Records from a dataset
======
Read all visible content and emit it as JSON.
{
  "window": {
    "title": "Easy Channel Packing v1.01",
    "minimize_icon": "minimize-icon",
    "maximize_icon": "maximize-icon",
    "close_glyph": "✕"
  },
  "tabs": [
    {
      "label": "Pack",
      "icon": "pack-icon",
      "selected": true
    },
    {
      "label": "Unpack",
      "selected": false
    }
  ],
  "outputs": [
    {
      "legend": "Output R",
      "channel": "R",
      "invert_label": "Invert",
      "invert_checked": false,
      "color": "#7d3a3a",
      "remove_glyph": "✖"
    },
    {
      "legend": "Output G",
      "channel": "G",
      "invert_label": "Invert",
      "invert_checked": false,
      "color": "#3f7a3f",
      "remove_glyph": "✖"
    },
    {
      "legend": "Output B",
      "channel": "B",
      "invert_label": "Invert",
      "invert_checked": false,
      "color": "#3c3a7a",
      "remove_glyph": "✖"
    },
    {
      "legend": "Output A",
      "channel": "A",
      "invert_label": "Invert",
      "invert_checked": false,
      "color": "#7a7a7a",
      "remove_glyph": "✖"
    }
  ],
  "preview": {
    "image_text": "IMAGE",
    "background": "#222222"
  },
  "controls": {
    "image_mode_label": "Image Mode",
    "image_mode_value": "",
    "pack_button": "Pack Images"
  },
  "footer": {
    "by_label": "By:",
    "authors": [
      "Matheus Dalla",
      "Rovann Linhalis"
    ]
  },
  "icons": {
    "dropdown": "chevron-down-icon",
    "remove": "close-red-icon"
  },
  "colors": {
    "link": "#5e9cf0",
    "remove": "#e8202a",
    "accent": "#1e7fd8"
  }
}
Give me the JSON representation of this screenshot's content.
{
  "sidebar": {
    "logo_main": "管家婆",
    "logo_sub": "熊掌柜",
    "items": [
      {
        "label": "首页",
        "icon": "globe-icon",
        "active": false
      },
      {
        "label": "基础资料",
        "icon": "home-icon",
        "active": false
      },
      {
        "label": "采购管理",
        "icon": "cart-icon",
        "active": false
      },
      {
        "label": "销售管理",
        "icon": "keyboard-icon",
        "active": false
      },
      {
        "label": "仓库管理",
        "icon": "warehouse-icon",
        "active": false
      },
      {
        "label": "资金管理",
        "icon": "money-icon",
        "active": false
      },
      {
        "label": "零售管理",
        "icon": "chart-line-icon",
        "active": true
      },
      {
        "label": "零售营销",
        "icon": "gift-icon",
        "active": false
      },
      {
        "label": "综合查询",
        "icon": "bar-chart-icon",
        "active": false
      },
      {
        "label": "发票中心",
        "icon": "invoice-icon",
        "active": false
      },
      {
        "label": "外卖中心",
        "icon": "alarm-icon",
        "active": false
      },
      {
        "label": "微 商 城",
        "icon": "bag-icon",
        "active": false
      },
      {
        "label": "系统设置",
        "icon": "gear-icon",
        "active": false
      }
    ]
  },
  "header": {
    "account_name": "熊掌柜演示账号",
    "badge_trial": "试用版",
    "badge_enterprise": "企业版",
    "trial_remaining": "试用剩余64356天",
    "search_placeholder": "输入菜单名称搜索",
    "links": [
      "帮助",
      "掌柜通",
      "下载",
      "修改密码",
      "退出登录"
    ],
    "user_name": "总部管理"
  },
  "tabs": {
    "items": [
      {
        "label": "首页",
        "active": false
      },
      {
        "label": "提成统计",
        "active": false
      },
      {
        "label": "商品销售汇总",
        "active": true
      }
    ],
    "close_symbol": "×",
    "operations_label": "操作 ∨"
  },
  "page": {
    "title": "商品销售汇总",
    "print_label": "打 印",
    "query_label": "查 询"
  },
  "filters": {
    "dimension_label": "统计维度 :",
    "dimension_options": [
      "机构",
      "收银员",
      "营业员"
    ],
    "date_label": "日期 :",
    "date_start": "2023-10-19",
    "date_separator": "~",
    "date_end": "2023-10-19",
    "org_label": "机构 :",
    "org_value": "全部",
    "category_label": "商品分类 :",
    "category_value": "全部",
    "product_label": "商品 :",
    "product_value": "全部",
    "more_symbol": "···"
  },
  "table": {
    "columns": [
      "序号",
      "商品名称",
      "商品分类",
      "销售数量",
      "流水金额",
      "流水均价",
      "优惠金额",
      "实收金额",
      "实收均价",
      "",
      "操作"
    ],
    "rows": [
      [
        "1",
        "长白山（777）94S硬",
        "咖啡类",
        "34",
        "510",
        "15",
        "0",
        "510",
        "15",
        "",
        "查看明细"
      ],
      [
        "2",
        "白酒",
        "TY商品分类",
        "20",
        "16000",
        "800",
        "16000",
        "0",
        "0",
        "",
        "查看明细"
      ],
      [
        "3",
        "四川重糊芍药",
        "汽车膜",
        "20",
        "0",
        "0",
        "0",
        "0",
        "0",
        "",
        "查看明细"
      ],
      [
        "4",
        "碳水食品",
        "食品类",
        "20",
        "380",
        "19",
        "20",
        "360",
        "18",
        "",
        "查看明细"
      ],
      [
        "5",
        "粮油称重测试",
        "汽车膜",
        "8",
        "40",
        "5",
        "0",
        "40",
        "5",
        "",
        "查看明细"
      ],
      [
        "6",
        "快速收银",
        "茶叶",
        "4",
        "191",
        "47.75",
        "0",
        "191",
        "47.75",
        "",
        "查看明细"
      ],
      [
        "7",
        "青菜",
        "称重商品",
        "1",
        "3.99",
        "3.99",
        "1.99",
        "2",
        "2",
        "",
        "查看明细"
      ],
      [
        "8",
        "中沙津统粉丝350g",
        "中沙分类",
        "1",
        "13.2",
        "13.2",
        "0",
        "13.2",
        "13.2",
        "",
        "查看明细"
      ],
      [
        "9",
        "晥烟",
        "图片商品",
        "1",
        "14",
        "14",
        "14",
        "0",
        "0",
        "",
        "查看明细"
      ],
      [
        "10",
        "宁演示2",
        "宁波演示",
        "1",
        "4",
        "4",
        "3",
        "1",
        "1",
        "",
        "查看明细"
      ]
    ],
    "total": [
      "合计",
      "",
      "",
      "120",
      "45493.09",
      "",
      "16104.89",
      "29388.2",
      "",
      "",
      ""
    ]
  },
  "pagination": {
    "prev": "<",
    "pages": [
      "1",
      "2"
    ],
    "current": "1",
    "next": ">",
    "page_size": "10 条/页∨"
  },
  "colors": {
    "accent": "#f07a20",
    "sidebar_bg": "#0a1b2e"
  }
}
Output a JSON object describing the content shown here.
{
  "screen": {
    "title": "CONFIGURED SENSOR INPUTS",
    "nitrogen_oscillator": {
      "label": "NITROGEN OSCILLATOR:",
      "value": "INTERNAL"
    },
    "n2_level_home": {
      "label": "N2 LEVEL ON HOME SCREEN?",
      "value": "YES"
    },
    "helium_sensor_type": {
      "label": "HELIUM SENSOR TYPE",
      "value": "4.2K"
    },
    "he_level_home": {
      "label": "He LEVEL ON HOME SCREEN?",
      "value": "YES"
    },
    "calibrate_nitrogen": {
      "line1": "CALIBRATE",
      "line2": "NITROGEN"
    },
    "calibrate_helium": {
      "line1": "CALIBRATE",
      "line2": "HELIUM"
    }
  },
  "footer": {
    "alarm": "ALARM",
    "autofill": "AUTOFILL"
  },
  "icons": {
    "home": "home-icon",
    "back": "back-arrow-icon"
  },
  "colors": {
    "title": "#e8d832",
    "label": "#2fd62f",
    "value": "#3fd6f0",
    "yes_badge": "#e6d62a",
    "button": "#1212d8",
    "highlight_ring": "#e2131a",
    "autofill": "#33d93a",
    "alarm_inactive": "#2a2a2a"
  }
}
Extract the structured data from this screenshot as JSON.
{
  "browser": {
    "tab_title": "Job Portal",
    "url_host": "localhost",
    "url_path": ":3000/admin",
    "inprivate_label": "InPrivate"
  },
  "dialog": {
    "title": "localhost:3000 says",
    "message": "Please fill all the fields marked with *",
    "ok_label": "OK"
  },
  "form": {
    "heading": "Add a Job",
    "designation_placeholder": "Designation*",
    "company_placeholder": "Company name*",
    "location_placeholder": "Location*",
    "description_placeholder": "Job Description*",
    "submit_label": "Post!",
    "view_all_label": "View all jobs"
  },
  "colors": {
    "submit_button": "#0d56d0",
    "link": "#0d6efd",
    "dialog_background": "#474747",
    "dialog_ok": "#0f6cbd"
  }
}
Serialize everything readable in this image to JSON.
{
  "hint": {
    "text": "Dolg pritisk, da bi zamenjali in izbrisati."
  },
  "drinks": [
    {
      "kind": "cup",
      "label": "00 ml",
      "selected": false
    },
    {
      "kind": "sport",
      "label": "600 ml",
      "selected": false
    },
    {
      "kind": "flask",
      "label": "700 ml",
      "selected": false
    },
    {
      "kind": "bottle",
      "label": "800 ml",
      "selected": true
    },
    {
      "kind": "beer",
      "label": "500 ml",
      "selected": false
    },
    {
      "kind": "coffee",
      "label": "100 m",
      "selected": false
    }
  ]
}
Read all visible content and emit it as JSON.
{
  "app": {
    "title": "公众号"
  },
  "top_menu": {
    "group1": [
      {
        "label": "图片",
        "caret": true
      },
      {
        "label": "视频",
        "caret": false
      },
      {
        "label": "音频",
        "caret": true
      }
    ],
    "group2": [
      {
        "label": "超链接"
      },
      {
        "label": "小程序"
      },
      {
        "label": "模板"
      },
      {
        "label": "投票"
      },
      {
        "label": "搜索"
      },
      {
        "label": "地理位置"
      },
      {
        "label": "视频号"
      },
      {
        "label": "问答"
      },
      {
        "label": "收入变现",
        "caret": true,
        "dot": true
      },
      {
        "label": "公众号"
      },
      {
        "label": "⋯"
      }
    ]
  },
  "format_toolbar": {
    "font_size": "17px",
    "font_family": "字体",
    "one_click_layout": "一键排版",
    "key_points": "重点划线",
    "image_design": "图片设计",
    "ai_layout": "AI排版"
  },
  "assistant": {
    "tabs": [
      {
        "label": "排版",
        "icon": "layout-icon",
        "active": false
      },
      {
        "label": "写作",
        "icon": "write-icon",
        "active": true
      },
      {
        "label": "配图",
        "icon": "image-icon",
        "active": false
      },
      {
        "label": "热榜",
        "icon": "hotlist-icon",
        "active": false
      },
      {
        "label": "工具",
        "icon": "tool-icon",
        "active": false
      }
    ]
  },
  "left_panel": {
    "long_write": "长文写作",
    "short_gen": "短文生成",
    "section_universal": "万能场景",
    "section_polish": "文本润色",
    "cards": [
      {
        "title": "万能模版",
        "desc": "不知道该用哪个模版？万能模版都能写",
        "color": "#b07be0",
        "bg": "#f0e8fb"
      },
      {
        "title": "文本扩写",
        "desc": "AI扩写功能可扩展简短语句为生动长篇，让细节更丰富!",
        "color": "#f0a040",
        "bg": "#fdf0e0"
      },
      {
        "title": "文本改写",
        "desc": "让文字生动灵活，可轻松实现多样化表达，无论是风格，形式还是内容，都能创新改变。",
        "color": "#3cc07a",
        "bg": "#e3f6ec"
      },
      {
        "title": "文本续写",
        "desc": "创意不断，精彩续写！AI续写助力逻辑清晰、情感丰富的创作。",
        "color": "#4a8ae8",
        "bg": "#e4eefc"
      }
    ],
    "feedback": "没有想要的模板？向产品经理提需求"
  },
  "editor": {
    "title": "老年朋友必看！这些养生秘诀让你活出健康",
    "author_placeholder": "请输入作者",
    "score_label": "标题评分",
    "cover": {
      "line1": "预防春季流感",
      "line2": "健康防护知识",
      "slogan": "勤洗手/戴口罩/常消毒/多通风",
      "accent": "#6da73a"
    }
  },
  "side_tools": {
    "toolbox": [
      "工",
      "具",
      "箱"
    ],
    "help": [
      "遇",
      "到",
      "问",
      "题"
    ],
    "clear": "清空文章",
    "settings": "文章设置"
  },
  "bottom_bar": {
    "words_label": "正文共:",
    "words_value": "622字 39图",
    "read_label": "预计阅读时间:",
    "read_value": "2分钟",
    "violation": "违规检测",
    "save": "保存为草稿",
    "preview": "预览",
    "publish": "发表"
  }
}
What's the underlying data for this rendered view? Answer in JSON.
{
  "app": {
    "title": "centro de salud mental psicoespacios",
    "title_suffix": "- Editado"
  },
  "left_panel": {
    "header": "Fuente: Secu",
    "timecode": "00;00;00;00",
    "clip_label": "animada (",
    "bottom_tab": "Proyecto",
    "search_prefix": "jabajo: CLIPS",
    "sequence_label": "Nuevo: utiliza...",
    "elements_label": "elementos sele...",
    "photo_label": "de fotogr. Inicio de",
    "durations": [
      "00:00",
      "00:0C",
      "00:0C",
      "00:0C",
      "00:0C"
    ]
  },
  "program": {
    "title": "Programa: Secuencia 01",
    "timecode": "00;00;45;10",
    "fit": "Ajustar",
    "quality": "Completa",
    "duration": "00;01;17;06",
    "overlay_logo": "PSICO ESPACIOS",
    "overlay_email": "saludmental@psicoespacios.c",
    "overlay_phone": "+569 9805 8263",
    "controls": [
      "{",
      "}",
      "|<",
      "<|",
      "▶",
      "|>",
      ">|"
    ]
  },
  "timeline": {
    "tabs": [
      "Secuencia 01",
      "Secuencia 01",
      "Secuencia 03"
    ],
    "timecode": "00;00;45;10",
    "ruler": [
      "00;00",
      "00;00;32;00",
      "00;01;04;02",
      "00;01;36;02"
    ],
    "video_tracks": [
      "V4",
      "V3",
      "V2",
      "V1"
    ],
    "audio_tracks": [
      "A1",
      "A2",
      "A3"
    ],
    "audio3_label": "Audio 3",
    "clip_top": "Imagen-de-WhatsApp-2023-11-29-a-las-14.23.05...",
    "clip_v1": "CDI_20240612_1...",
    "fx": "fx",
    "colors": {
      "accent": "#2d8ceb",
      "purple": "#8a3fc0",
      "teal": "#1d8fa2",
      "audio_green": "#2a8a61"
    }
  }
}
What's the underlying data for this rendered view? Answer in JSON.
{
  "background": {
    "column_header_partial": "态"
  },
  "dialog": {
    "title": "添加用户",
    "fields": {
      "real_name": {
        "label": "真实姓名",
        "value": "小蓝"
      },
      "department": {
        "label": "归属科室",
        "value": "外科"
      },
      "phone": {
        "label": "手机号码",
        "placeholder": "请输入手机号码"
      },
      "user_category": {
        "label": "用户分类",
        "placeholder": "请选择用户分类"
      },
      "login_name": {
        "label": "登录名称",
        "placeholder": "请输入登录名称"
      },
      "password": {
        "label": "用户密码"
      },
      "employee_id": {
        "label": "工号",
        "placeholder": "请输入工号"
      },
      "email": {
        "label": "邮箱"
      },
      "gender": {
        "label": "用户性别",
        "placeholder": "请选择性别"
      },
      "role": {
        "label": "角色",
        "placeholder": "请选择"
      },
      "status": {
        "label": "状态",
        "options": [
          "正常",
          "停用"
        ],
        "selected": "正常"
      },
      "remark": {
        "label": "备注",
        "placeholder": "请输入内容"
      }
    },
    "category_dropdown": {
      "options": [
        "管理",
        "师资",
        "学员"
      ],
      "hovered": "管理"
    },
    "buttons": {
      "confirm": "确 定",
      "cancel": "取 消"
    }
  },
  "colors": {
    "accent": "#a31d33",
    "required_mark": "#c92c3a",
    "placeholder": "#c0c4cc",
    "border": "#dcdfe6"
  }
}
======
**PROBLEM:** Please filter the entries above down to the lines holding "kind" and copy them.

**SOLUTION TO THE EXERCISE:**
      "kind": "cup",
      "kind": "sport",
      "kind": "flask",
      "kind": "bottle",
      "kind": "beer",
      "kind": "coffee",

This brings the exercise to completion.